27 May 2015 | By Peter Demian, Kirti Ruikar, Anne Morris
Loughborough University’s Peter Demian and Kirti Ruikar from the School of Civil and Building Engineering, and Anne Morris from the Centre for Information Management, explain how their new app could help BIM professionals search for information more effectively.
BIM environments allow us to cram more and more information into our building models. Indeed, a central tenet of BIM is the “single version of the truth” – a single information repository (or Common Data Environment) which holds all building information, encompassing all asset life-cycle phases and all stakeholders. This ever-widening scope makes information management challenging, and information overload a serious threat, so maybe it’s time to stop and think.
It’s fair to say that construction professionals are accustomed to dealing with information overload. We don’t even question the number of times a day that we submit queries to web search engines, but what does this operation actually entail? Looking for information on the web means formulating a search query by entering keywords into a search engine; the search engine retrieves relevant URLs from its index, and returns them to the user in a text listing.
Yet when the information we are seeking is linked to a 3D artefact (such as a building modelled in a CAD or BIM environment), there are much more effective ways to express queries, retrieve relevant items and display search results.
We conducted extensive research with construction professionals to ascertain the needs of BIM operators. People deal with information much more effectively when IT tools allow users to think visually and spatially, so 3DIR is exploiting these cognitive strengths to tackle information overload in BIM environments by developing BIM user interface components to make use of the 3D visualisation of a building when formulating search queries and displaying search results.
We are also extending the complex (but now standard) text retrieval computations to include 3D filters. In time, we want to index and allow retrieval by some geometric properties of building components.
As part of this project, the 3DIR app has been released as a free Autodesk Revit add-in (see video above). As an academic research effort, we are acutely aware of the issue of interoperability and aim to remain platform neutral. We would have liked to have developed the 3DIR tools within an open standard such as IFC. However, the Revit Application Programming Interface was found to offer functionality unavailable in more open IFC viewers or modellers.
The app works by creating an index of all text properties and the particular 3D objects in which they occur. It also follows the links in “URL” object properties (ie documents linked to 3D objects) and indexes those documents. This index works in the same way as that created by, for example, web search engines; it allows much more rapid searches than if the system actually searched the model itself each time a query was submitted. The 3DIR app offers multiple querying tools and multiple options for visualising search results.
Since its release in March, the app has been downloaded more than 100 times, but the team at Loughborough is keen for more BIM+ readers to download it, and importantly, to leave feedback in the Autodesk Exchange for Apps.
It’s time to join the search party so that, as BIM repositories get ever larger, your feedback can help the 3DIR team make BIM searching even better than web searching.

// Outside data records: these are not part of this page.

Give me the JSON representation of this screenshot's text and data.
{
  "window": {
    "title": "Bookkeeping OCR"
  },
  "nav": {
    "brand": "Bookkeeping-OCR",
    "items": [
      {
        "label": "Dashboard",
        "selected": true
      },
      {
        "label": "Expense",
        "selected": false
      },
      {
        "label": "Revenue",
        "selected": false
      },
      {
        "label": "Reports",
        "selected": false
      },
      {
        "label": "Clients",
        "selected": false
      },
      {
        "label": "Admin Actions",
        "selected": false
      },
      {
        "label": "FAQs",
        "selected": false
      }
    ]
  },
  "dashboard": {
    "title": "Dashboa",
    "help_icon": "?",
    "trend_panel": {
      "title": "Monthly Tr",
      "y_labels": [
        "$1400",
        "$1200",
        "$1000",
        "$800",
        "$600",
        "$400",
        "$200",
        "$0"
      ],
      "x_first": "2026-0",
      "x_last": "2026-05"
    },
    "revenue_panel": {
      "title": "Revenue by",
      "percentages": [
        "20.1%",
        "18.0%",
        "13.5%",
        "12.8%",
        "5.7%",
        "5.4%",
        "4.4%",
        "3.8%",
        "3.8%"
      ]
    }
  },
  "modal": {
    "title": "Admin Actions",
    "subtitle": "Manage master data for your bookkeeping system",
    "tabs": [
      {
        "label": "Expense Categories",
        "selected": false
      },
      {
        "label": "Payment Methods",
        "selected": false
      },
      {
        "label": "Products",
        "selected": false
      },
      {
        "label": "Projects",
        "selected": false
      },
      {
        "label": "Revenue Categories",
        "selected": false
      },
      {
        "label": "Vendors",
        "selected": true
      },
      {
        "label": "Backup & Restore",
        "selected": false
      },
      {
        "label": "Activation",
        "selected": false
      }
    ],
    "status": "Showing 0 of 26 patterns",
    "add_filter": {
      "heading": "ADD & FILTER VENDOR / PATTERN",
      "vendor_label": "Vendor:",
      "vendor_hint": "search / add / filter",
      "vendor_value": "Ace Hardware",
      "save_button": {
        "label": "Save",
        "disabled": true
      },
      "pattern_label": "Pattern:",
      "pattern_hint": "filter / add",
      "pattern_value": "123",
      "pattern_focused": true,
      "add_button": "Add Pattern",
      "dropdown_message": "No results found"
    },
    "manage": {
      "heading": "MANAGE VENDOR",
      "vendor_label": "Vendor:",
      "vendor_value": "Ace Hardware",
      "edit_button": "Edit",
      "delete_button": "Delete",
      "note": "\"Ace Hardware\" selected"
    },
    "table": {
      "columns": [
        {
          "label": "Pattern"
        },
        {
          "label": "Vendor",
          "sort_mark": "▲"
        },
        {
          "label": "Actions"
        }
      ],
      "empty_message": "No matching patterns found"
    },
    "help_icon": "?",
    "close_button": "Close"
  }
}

The 3DIR app is available for free from the Autodesk Exchange for Apps, via the project website at www.3dir.org/
People deal with information much more effectively when IT tools allow users to think visually and spatially, so 3DIR is exploiting these cognitive strengths to tackle information overload in BIM environments–